═════ DATA FOR THIS TASK ═════

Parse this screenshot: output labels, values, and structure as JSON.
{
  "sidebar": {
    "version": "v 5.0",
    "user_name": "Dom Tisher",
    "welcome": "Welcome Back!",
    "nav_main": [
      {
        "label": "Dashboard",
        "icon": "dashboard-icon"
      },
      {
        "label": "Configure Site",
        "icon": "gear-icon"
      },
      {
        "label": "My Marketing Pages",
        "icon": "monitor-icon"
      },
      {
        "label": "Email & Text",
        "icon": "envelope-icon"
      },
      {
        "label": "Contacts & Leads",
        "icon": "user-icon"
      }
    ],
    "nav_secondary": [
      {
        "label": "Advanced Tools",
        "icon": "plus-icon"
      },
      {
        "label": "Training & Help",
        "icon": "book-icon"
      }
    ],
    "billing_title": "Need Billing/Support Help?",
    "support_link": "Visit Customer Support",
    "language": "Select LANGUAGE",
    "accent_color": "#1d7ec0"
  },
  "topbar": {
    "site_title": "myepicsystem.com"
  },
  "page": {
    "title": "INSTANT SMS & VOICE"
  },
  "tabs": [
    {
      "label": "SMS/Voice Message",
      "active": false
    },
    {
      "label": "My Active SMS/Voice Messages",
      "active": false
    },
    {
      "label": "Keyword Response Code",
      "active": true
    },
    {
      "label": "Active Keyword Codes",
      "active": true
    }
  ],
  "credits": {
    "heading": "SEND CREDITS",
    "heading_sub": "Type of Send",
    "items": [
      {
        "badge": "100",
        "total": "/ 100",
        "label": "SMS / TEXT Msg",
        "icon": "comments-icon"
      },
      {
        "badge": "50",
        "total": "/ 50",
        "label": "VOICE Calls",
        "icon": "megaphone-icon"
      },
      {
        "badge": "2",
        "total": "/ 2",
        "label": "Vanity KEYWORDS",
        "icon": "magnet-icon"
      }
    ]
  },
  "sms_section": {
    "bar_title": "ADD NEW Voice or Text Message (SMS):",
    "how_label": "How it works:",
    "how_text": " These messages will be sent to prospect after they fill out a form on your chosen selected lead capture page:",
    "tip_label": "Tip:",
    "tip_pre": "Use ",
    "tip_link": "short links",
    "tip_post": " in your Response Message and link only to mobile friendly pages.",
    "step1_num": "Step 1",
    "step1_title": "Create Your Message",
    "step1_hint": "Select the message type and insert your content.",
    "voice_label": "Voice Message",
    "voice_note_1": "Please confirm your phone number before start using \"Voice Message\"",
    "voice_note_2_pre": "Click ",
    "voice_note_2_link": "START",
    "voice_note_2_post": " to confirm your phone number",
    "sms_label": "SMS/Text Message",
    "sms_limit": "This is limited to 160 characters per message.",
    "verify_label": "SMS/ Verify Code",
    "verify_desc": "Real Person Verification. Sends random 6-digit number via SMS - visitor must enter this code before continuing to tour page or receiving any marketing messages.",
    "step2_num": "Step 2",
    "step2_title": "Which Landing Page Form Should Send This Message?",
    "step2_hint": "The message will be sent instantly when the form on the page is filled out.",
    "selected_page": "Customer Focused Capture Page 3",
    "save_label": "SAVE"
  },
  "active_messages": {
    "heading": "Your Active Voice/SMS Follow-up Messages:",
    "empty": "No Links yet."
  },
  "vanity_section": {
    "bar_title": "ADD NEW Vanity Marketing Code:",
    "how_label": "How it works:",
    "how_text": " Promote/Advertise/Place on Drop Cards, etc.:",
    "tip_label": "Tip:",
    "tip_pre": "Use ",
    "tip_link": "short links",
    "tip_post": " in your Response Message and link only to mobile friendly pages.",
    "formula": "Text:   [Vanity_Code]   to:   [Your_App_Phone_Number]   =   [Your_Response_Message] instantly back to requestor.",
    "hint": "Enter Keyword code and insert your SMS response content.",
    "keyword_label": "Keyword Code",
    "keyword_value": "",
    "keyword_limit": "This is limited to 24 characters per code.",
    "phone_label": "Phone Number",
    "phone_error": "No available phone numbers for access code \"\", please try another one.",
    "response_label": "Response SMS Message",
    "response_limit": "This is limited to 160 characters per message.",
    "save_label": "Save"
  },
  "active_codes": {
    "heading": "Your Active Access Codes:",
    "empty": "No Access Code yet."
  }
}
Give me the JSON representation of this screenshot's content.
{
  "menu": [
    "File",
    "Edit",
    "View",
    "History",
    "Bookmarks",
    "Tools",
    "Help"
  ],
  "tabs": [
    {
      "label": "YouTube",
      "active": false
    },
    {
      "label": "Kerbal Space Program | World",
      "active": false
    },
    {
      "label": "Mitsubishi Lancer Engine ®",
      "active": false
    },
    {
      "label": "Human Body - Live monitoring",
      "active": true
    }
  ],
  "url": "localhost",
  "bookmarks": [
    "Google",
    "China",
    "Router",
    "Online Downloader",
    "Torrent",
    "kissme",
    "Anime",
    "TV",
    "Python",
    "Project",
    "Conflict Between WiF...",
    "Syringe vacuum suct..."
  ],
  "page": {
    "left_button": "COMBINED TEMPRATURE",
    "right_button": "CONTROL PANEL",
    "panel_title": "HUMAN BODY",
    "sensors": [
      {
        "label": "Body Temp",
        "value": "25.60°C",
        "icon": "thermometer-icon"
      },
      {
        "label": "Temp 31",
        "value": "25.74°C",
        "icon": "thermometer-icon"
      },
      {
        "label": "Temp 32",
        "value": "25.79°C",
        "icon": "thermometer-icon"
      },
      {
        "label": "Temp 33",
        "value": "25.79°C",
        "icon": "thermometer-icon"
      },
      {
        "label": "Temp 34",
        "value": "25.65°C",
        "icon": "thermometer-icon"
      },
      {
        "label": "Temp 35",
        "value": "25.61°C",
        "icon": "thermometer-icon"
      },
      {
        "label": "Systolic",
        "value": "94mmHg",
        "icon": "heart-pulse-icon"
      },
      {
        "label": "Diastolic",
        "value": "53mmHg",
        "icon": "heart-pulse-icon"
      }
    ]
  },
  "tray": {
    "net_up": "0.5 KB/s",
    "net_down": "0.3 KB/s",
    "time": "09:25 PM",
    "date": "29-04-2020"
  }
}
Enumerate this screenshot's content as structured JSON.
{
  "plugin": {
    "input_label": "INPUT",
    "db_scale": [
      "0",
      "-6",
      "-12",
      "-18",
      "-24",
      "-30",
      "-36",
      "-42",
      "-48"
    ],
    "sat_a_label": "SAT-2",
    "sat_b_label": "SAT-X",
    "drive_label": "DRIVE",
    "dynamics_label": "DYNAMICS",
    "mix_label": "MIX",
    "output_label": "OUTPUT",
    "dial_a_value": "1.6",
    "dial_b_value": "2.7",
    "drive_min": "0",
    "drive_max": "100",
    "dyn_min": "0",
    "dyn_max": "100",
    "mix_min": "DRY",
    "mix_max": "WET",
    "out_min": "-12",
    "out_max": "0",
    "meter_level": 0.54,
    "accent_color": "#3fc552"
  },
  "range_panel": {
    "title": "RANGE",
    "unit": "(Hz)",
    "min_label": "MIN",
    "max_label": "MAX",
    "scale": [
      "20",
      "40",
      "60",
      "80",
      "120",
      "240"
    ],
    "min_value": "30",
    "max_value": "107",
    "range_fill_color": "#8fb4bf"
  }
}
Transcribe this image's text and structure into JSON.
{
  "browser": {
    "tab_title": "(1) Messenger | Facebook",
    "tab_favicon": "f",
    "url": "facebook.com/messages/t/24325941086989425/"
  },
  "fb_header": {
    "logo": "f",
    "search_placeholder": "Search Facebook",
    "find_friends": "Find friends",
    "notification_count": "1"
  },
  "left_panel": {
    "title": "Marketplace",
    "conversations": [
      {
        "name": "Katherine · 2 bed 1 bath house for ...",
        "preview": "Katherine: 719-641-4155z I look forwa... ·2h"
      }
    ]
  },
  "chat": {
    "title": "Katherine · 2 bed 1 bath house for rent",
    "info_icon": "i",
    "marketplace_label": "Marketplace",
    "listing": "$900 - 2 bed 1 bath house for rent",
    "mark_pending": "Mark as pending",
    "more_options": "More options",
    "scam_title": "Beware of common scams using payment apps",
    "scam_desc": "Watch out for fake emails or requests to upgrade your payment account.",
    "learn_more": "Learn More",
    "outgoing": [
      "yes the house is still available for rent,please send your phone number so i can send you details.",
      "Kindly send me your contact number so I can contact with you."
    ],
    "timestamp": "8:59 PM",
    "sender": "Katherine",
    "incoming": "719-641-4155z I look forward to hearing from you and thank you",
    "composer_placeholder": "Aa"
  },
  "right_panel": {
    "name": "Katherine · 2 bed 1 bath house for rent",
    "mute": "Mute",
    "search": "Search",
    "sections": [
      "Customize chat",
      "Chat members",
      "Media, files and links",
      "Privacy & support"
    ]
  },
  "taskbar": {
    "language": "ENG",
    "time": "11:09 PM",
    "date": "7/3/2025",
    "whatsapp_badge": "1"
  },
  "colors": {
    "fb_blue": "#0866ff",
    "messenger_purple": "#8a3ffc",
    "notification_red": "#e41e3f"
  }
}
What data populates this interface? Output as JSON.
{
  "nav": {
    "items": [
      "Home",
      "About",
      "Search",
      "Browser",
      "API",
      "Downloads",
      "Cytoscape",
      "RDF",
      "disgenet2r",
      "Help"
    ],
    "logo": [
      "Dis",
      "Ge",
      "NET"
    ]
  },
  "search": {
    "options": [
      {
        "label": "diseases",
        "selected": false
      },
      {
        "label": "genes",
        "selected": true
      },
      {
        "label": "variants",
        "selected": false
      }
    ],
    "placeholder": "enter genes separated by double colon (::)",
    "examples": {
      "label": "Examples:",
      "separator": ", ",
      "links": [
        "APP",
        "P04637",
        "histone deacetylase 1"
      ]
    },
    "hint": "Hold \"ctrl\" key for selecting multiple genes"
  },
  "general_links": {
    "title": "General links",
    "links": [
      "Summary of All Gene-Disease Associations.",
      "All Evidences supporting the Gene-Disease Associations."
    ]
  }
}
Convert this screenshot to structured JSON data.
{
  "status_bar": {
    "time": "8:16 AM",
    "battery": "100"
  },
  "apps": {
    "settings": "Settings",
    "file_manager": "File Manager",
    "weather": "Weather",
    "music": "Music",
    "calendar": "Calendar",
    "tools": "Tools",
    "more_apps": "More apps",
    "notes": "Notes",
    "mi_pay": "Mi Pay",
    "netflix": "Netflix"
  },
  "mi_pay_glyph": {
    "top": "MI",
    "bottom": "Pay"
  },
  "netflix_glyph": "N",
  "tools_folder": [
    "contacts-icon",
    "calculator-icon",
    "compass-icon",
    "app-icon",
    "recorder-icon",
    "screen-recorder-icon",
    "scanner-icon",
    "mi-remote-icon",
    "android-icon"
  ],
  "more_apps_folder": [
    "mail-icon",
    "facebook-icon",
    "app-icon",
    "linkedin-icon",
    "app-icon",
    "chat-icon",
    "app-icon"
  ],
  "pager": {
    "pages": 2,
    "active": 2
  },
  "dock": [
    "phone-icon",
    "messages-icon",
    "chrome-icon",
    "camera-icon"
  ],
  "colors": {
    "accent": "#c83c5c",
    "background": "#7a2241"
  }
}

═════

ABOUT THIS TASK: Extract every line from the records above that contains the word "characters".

OUTPUT FOR THIS TASK:
    "sms_limit": "This is limited to 160 characters per message.",
    "keyword_limit": "This is limited to 24 characters per code.",
    "response_limit": "This is limited to 160 characters per message.",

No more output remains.